* **Problem requirements**
Search the material below for the string "account" and extract each line that has it.

START Available data

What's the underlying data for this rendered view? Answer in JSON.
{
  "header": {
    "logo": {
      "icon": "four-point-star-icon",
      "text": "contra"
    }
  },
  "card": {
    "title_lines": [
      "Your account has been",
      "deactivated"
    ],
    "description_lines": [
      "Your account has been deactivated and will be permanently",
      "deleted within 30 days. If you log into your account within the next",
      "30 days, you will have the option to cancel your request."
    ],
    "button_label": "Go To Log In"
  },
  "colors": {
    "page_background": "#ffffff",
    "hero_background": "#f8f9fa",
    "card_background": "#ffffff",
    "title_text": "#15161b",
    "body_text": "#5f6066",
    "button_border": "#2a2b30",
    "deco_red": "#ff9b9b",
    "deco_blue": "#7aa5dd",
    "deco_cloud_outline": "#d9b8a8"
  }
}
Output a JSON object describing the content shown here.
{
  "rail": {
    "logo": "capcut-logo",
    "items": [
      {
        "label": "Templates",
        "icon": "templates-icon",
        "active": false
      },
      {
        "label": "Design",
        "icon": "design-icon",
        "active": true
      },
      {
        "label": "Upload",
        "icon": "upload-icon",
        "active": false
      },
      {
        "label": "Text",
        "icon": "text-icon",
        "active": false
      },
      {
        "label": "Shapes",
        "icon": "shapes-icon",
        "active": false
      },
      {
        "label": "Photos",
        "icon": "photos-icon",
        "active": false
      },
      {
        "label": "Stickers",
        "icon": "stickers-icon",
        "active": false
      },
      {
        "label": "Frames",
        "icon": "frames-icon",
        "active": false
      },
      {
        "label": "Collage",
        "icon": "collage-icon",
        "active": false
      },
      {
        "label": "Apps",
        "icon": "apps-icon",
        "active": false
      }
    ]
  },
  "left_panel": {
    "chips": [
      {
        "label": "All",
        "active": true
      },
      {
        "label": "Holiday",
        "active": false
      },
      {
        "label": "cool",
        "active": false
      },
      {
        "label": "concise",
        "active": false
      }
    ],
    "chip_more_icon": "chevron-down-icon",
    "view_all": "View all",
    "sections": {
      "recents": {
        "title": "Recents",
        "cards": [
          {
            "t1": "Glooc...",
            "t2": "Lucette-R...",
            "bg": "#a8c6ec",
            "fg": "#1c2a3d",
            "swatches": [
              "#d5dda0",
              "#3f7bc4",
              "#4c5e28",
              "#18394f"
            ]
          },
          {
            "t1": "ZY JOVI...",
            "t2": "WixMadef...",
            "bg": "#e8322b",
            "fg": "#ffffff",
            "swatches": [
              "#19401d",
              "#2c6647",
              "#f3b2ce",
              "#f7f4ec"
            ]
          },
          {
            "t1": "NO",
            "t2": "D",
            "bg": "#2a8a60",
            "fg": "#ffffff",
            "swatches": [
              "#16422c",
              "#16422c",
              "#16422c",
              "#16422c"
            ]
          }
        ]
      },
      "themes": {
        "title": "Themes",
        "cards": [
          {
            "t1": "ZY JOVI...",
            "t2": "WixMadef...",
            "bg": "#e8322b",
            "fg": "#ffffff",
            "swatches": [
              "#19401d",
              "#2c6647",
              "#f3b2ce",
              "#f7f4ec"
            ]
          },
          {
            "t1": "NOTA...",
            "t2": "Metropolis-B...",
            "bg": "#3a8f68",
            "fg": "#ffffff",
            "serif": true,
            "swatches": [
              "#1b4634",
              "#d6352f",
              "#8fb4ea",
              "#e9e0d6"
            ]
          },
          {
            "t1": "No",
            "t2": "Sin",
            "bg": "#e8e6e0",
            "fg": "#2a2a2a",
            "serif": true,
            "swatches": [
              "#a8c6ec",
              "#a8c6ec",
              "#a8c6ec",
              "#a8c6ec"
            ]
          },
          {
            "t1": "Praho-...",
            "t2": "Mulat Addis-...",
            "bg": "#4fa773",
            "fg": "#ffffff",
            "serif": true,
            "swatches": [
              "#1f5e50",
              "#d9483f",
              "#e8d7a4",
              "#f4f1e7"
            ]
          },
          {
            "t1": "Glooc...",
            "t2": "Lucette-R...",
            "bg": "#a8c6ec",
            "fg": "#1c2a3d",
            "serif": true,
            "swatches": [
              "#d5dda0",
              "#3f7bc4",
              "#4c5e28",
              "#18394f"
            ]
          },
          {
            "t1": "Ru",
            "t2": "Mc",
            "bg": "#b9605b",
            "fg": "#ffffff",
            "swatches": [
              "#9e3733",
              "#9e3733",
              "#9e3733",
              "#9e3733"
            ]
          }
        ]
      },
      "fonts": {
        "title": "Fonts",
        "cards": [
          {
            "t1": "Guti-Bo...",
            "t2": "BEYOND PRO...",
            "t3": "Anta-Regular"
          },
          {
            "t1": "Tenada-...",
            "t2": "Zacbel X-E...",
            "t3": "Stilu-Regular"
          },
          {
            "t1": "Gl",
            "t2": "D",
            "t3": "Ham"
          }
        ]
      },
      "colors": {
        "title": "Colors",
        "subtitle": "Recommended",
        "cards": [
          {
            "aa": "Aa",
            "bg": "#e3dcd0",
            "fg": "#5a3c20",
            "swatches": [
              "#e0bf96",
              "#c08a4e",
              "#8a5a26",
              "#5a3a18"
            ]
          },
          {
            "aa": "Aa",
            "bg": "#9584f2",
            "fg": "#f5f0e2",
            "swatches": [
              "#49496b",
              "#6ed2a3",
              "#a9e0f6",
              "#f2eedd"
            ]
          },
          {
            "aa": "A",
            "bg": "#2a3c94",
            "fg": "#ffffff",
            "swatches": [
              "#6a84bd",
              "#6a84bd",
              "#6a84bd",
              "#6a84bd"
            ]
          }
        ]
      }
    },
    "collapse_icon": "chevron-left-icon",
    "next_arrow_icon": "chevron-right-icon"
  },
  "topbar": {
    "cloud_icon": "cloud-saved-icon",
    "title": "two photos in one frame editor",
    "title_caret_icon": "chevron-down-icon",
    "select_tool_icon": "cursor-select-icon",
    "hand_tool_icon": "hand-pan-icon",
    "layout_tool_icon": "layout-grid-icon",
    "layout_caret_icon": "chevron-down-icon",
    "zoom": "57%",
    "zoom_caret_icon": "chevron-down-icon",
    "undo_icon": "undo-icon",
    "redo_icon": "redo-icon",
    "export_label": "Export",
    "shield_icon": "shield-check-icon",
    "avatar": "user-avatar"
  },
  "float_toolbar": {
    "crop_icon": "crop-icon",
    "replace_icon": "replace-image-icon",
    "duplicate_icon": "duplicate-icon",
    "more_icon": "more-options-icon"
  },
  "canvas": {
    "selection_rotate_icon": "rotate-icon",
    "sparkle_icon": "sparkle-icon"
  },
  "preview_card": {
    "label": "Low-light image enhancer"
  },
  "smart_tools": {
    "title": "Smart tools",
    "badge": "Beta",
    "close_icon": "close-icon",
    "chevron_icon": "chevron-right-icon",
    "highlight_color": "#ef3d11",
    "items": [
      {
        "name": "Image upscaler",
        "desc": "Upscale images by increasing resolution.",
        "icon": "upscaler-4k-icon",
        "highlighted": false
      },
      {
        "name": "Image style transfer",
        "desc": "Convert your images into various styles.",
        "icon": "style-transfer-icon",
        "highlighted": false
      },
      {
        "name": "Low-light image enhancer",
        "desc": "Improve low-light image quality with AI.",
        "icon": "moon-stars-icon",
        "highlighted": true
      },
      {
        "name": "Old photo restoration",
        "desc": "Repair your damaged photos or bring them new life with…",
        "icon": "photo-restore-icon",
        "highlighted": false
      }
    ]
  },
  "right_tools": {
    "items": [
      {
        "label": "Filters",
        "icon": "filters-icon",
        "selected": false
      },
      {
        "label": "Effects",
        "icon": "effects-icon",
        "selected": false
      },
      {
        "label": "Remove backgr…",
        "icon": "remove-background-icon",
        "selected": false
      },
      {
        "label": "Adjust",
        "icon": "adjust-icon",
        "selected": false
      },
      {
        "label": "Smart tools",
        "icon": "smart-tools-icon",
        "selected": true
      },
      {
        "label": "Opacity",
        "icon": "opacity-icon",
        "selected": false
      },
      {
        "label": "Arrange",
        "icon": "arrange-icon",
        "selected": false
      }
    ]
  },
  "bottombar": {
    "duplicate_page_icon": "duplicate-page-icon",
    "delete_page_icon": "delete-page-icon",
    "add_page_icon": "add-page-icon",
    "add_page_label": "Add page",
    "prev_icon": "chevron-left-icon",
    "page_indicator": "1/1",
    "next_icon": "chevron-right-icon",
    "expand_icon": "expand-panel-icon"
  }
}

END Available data

* **Answer box**
      "Your account has been",
      "Your account has been deactivated and will be permanently",
      "deleted within 30 days. If you log into your account within the next",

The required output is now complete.